Secondly, understand your responsibility for your child. See raising that child as your service to the Lord. Do you realize that once you decide to have a child, you give up your right to ever make any major decision in your life without thinking of what the affect on that child will be? Once you decide to have a child, the welfare - emotionally, spiritually, physically, and every other way - of that child has to be at the top of the list in your choices. You do not have the right just to pursue what makes you feel good without thinking of the affect on that child. A child is not a thing. We don't go out and get one just because we want one. A child is a responsibility, a priority. In Colossians 3 the apostle Paul makes the point that everything is to be done in word and deed in the name of the Lord Jesus Christ. And then he begins to discuss the applications of that principle. He says, "Fathers, do not provoke your children lest they become discouraged." What he means by that is to care for your children so that they are not discouraged by life.

Third, to all who are helping to raise little ones, I would call on you to aim above all else to bring them up in the discipline and instruction of the Lord, Eph. 6:4. That great aim will give you a sense of direction in all of your other responsibilities toward that child. Do you want to know how to discipline the child? Remember you are doing it for the Lord. Let that fact govern what you do. Do you want to know how to train or instruct a child? Remember, you are trying to bring them up in the Lord and let that guide you. Do you want to know what kind of values to teach a child? Remember you are raising that little one for the Lord. Give that child a healthy sense of proportion in life - a picture of himself and of God.

And then the fourth principle is to go about serving the Lord so that an atmosphere is created where children are valued and children are loved but where children do not govern the home and are not the focus of the whole thing. It is not good for a little child to be made the center of the whole universe. It is interesting in the book of Acts, it is grown- ups first in their responsibility to the Lord, and then children come in in that kind of situation.

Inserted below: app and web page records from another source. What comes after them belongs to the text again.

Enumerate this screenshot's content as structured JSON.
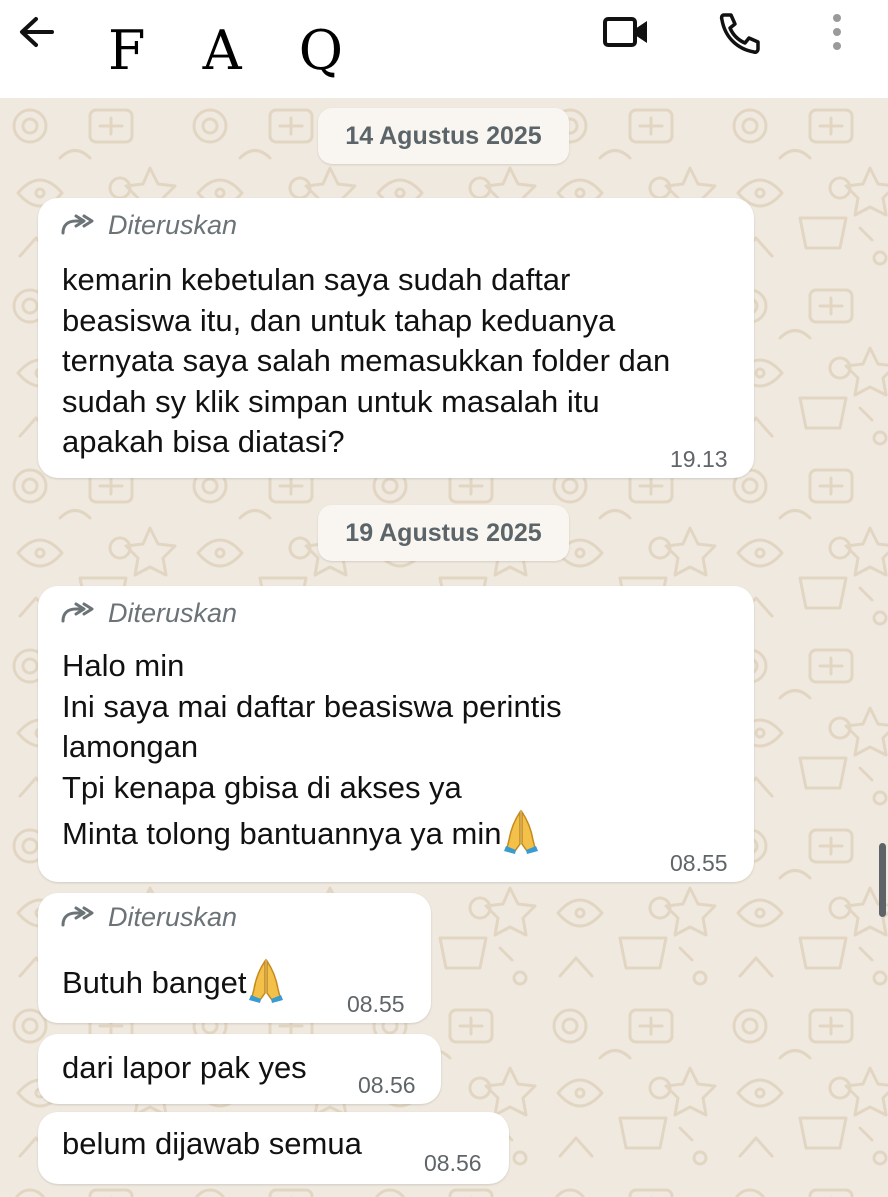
{
  "header": {
    "title": "F A Q",
    "back_icon": "arrow-left-icon",
    "video_icon": "video-camera-icon",
    "call_icon": "phone-icon",
    "menu_icon": "more-vertical-icon"
  },
  "chat": {
    "dates": [
      "14 Agustus 2025",
      "19 Agustus 2025"
    ],
    "forward_label": "Diteruskan",
    "messages": [
      {
        "forwarded": true,
        "lines": [
          "kemarin kebetulan saya sudah daftar",
          "beasiswa itu, dan untuk tahap keduanya",
          "ternyata saya salah memasukkan folder dan",
          "sudah sy klik simpan untuk masalah itu",
          "apakah bisa diatasi?"
        ],
        "time": "19.13"
      },
      {
        "forwarded": true,
        "lines": [
          "Halo min",
          "Ini saya mai daftar beasiswa perintis",
          "lamongan",
          "Tpi kenapa gbisa di akses ya",
          "Minta tolong bantuannya ya min"
        ],
        "emoji": "folded-hands",
        "time": "08.55"
      },
      {
        "forwarded": true,
        "text": "Butuh banget",
        "emoji": "folded-hands",
        "time": "08.55"
      },
      {
        "forwarded": false,
        "text": "dari lapor pak yes",
        "time": "08.56"
      },
      {
        "forwarded": false,
        "text": "belum dijawab semua",
        "time": "08.56"
      }
    ]
  },
  "colors": {
    "header_bg": "#ffffff",
    "chat_bg": "#efe9df",
    "bubble_bg": "#ffffff",
    "doodle": "#e2d6c3",
    "date_text": "#5b6569",
    "meta_text": "#6b7377"
  }
}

And a fifth principle is to remember to draw on the wisdom of the ages as you raise your children. One of the problems with raising little ones is that by the time you get to the place where you realize, "Boy, I wish I had done this differently. If I had known this! What can I do now?" By the time you can see all that perspective, you have raised your children. The only way I can see to avoid that kind of a problem is for us to make sure that we draw on the wisdom of those who have already done it. Value the wisdom of experience. Don't assume everything before your generation is invalid. Especially in a congregation, draw on grandmas and grandpas around you. Draw on their wisdom and their love for little ones and their blessing to you and your family.

The privilege of caring about children is one way of having a partnership with God that goes on through all of our lives because God cares for little ones. What that means especially is that we want to examine the blessing that we have in being God's children. Those who receive Christ, who believe in him, have the right to become children of God, John 1:12. We can live as children in God's family. Maybe today you would like to make a beginning at that. Maybe you would like to become a Christian this very morning. Maybe you are a Christian and you need the prayers of your family in the Lord. If so, or if there is some other way we can be of help today, would you please let that be known right now. Come, while we stand and sing.